→ **TASK DETAILS**
Each entry should be duplicated verbatim; its pictures should not be.

==== INFORMATION SHOWN ====

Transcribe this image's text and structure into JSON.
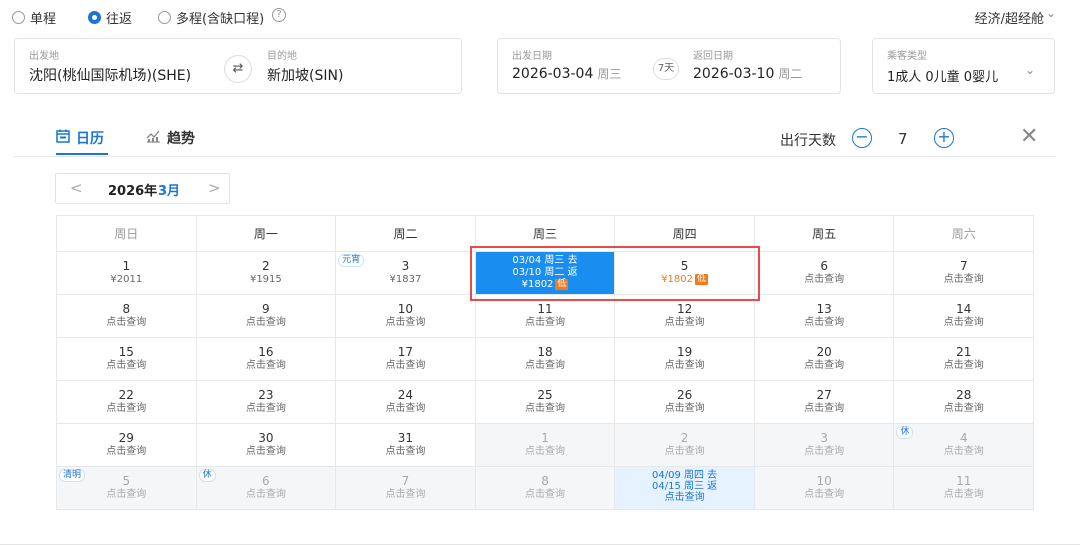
{
  "trip_types": [
    {
      "label": "单程",
      "selected": false
    },
    {
      "label": "往返",
      "selected": true
    },
    {
      "label": "多程(含缺口程)",
      "selected": false
    }
  ],
  "help_icon": "?",
  "cabin": "经济/超经舱",
  "cabin_chevron": "⌄",
  "search": {
    "from_label": "出发地",
    "from_value": "沈阳(桃仙国际机场)(SHE)",
    "to_label": "目的地",
    "to_value": "新加坡(SIN)",
    "swap_icon": "⇄",
    "depart_label": "出发日期",
    "depart_value": "2026-03-04",
    "depart_week": "周三",
    "days_badge": "7天",
    "return_label": "返回日期",
    "return_value": "2026-03-10",
    "return_week": "周二",
    "pax_label": "乘客类型",
    "pax_value": "1成人  0儿童  0婴儿",
    "pax_chevron": "⌄"
  },
  "tabs": [
    {
      "label": "日历",
      "icon": "calendar-icon",
      "active": true
    },
    {
      "label": "趋势",
      "icon": "trend-chart-icon",
      "active": false
    }
  ],
  "trip_days": {
    "label": "出行天数",
    "minus": "−",
    "value": "7",
    "plus": "+"
  },
  "close_icon": "✕",
  "month_nav": {
    "prev": "<",
    "year": "2026年",
    "month": "3月",
    "next": ">"
  },
  "weekdays": [
    "周日",
    "周一",
    "周二",
    "周三",
    "周四",
    "周五",
    "周六"
  ],
  "rows": [
    [
      {
        "n": "1",
        "p": "¥2011"
      },
      {
        "n": "2",
        "p": "¥1915"
      },
      {
        "n": "3",
        "p": "¥1837",
        "tag": "元宵"
      },
      {
        "type": "sel",
        "lines": [
          "03/04 周三 去",
          "03/10 周二 返",
          "¥1802"
        ],
        "low": "低"
      },
      {
        "n": "5",
        "p": "¥1802",
        "orange": true,
        "low": "低"
      },
      {
        "n": "6",
        "p": "点击查询"
      },
      {
        "n": "7",
        "p": "点击查询"
      }
    ],
    [
      {
        "n": "8",
        "p": "点击查询"
      },
      {
        "n": "9",
        "p": "点击查询"
      },
      {
        "n": "10",
        "p": "点击查询"
      },
      {
        "n": "11",
        "p": "点击查询"
      },
      {
        "n": "12",
        "p": "点击查询"
      },
      {
        "n": "13",
        "p": "点击查询"
      },
      {
        "n": "14",
        "p": "点击查询"
      }
    ],
    [
      {
        "n": "15",
        "p": "点击查询"
      },
      {
        "n": "16",
        "p": "点击查询"
      },
      {
        "n": "17",
        "p": "点击查询"
      },
      {
        "n": "18",
        "p": "点击查询"
      },
      {
        "n": "19",
        "p": "点击查询"
      },
      {
        "n": "20",
        "p": "点击查询"
      },
      {
        "n": "21",
        "p": "点击查询"
      }
    ],
    [
      {
        "n": "22",
        "p": "点击查询"
      },
      {
        "n": "23",
        "p": "点击查询"
      },
      {
        "n": "24",
        "p": "点击查询"
      },
      {
        "n": "25",
        "p": "点击查询"
      },
      {
        "n": "26",
        "p": "点击查询"
      },
      {
        "n": "27",
        "p": "点击查询"
      },
      {
        "n": "28",
        "p": "点击查询"
      }
    ],
    [
      {
        "n": "29",
        "p": "点击查询"
      },
      {
        "n": "30",
        "p": "点击查询"
      },
      {
        "n": "31",
        "p": "点击查询"
      },
      {
        "n": "1",
        "p": "点击查询",
        "other": true
      },
      {
        "n": "2",
        "p": "点击查询",
        "other": true
      },
      {
        "n": "3",
        "p": "点击查询",
        "other": true
      },
      {
        "n": "4",
        "p": "点击查询",
        "other": true,
        "tag": "休"
      }
    ],
    [
      {
        "n": "5",
        "p": "点击查询",
        "other": true,
        "tag": "清明"
      },
      {
        "n": "6",
        "p": "点击查询",
        "other": true,
        "tag": "休"
      },
      {
        "n": "7",
        "p": "点击查询",
        "other": true
      },
      {
        "n": "8",
        "p": "点击查询",
        "other": true
      },
      {
        "type": "range2",
        "lines": [
          "04/09 周四 去",
          "04/15 周三 返",
          "点击查询"
        ]
      },
      {
        "n": "10",
        "p": "点击查询",
        "other": true
      },
      {
        "n": "11",
        "p": "点击查询",
        "other": true
      }
    ]
  ]
}
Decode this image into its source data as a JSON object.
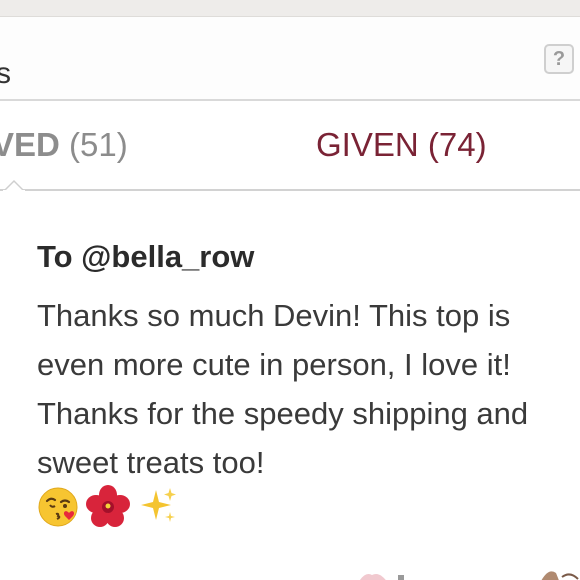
{
  "header": {
    "title": "s",
    "help_label": "?"
  },
  "tabs": {
    "received": {
      "label": "VED",
      "count": "(51)"
    },
    "given": {
      "label": "GIVEN",
      "count": "(74)"
    }
  },
  "review": {
    "to": "To @bella_row",
    "body": "Thanks so much Devin! This top is even more cute in person, I love it! Thanks for the speedy shipping and sweet treats too!",
    "emojis": [
      "kissing-heart-emoji",
      "hibiscus-emoji",
      "sparkles-emoji"
    ]
  },
  "colors": {
    "given_tab": "#7a2335",
    "received_tab": "#8d8d8d",
    "text": "#3a3a3a",
    "divider": "#d2d2d2"
  }
}
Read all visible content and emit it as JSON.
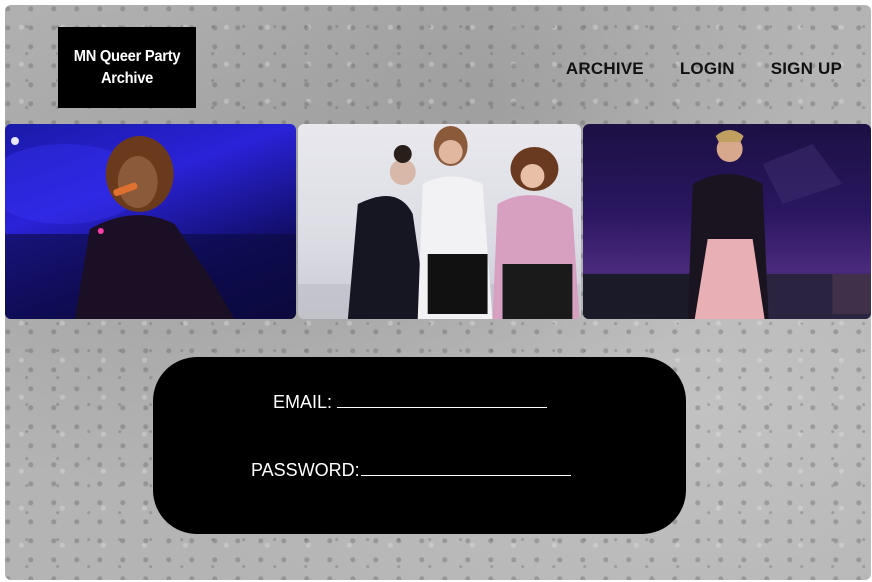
{
  "header": {
    "logo_line1": "MN Queer Party",
    "logo_line2": "Archive",
    "nav": {
      "archive": "ARCHIVE",
      "login": "LOGIN",
      "signup": "SIGN UP"
    }
  },
  "photos": [
    {
      "name": "party-photo-performer-blue"
    },
    {
      "name": "party-photo-group-white-backdrop"
    },
    {
      "name": "party-photo-stage-performer"
    }
  ],
  "login_form": {
    "email_label": "EMAIL:",
    "password_label": "PASSWORD:"
  },
  "colors": {
    "background": "#b4b4b4",
    "panel": "#000000",
    "text_light": "#ffffff",
    "nav_text": "#111111"
  }
}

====

→ **EXPECTED OUTPUT**
Transcribe this image's text and structure into JSON.
{
  "trip_types": [
    {
      "label": "单程",
      "selected": false
    },
    {
      "label": "往返",
      "selected": true
    },
    {
      "label": "多程(含缺口程)",
      "selected": false
    }
  ],
  "help_icon": "?",
  "cabin": "经济/超经舱",
  "cabin_chevron": "⌄",
  "search": {
    "from_label": "出发地",
    "from_value": "沈阳(桃仙国际机场)(SHE)",
    "to_label": "目的地",
    "to_value": "新加坡(SIN)",
    "swap_icon": "⇄",
    "depart_label": "出发日期",
    "depart_value": "2026-03-04",
    "depart_week": "周三",
    "days_badge": "7天",
    "return_label": "返回日期",
    "return_value": "2026-03-10",
    "return_week": "周二",
    "pax_label": "乘客类型",
    "pax_value": "1成人  0儿童  0婴儿",
    "pax_chevron": "⌄"
  },
  "tabs": [
    {
      "label": "日历",
      "icon": "calendar-icon",
      "active": true
    },
    {
      "label": "趋势",
      "icon": "trend-chart-icon",
      "active": false
    }
  ],
  "trip_days": {
    "label": "出行天数",
    "minus": "−",
    "value": "7",
    "plus": "+"
  },
  "close_icon": "✕",
  "month_nav": {
    "prev": "<",
    "year": "2026年",
    "month": "3月",
    "next": ">"
  },
  "weekdays": [
    "周日",
    "周一",
    "周二",
    "周三",
    "周四",
    "周五",
    "周六"
  ],
  "rows": [
    [
      {
        "n": "1",
        "p": "¥2011"
      },
      {
        "n": "2",
        "p": "¥1915"
      },
      {
        "n": "3",
        "p": "¥1837",
        "tag": "元宵"
      },
      {
        "type": "sel",
        "lines": [
          "03/04 周三 去",
          "03/10 周二 返",
          "¥1802"
        ],
        "low": "低"
      },
      {
        "n": "5",
        "p": "¥1802",
        "orange": true,
        "low": "低"
      },
      {
        "n": "6",
        "p": "点击查询"
      },
      {
        "n": "7",
        "p": "点击查询"
      }
    ],
    [
      {
        "n": "8",
        "p": "点击查询"
      },
      {
        "n": "9",
        "p": "点击查询"
      },
      {
        "n": "10",
        "p": "点击查询"
      },
      {
        "n": "11",
        "p": "点击查询"
      },
      {
        "n": "12",
        "p": "点击查询"
      },
      {
        "n": "13",
        "p": "点击查询"
      },
      {
        "n": "14",
        "p": "点击查询"
      }
    ],
    [
      {
        "n": "15",
        "p": "点击查询"
      },
      {
        "n": "16",
        "p": "点击查询"
      },
      {
        "n": "17",
        "p": "点击查询"
      },
      {
        "n": "18",
        "p": "点击查询"
      },
      {
        "n": "19",
        "p": "点击查询"
      },
      {
        "n": "20",
        "p": "点击查询"
      },
      {
        "n": "21",
        "p": "点击查询"
      }
    ],
    [
      {
        "n": "22",
        "p": "点击查询"
      },
      {
        "n": "23",
        "p": "点击查询"
      },
      {
        "n": "24",
        "p": "点击查询"
      },
      {
        "n": "25",
        "p": "点击查询"
      },
      {
        "n": "26",
        "p": "点击查询"
      },
      {
        "n": "27",
        "p": "点击查询"
      },
      {
        "n": "28",
        "p": "点击查询"
      }
    ],
    [
      {
        "n": "29",
        "p": "点击查询"
      },
      {
        "n": "30",
        "p": "点击查询"
      },
      {
        "n": "31",
        "p": "点击查询"
      },
      {
        "n": "1",
        "p": "点击查询",
        "other": true
      },
      {
        "n": "2",
        "p": "点击查询",
        "other": true
      },
      {
        "n": "3",
        "p": "点击查询",
        "other": true
      },
      {
        "n": "4",
        "p": "点击查询",
        "other": true,
        "tag": "休"
      }
    ],
    [
      {
        "n": "5",
        "p": "点击查询",
        "other": true,
        "tag": "清明"
      },
      {
        "n": "6",
        "p": "点击查询",
        "other": true,
        "tag": "休"
      },
      {
        "n": "7",
        "p": "点击查询",
        "other": true
      },
      {
        "n": "8",
        "p": "点击查询",
        "other": true
      },
      {
        "type": "range2",
        "lines": [
          "04/09 周四 去",
          "04/15 周三 返",
          "点击查询"
        ]
      },
      {
        "n": "10",
        "p": "点击查询",
        "other": true
      },
      {
        "n": "11",
        "p": "点击查询",
        "other": true
      }
    ]
  ]
}
Decode this image into its source data as a JSON object.
{
  "header": {
    "title": "s",
    "help_label": "?"
  },
  "tabs": {
    "received": {
      "label": "VED",
      "count": "(51)"
    },
    "given": {
      "label": "GIVEN",
      "count": "(74)"
    }
  },
  "review": {
    "to": "To @bella_row",
    "body": "Thanks so much Devin! This top is even more cute in person, I love it! Thanks for the speedy shipping and sweet treats too!",
    "emojis": [
      "kissing-heart-emoji",
      "hibiscus-emoji",
      "sparkles-emoji"
    ]
  },
  "colors": {
    "given_tab": "#7a2335",
    "received_tab": "#8d8d8d",
    "text": "#3a3a3a",
    "divider": "#d2d2d2"
  }
}
Read all visible content and emit it as JSON.
{
  "header": {
    "logo_line1": "MN Queer Party",
    "logo_line2": "Archive",
    "nav": {
      "archive": "ARCHIVE",
      "login": "LOGIN",
      "signup": "SIGN UP"
    }
  },
  "photos": [
    {
      "name": "party-photo-performer-blue"
    },
    {
      "name": "party-photo-group-white-backdrop"
    },
    {
      "name": "party-photo-stage-performer"
    }
  ],
  "login_form": {
    "email_label": "EMAIL:",
    "password_label": "PASSWORD:"
  },
  "colors": {
    "background": "#b4b4b4",
    "panel": "#000000",
    "text_light": "#ffffff",
    "nav_text": "#111111"
  }
}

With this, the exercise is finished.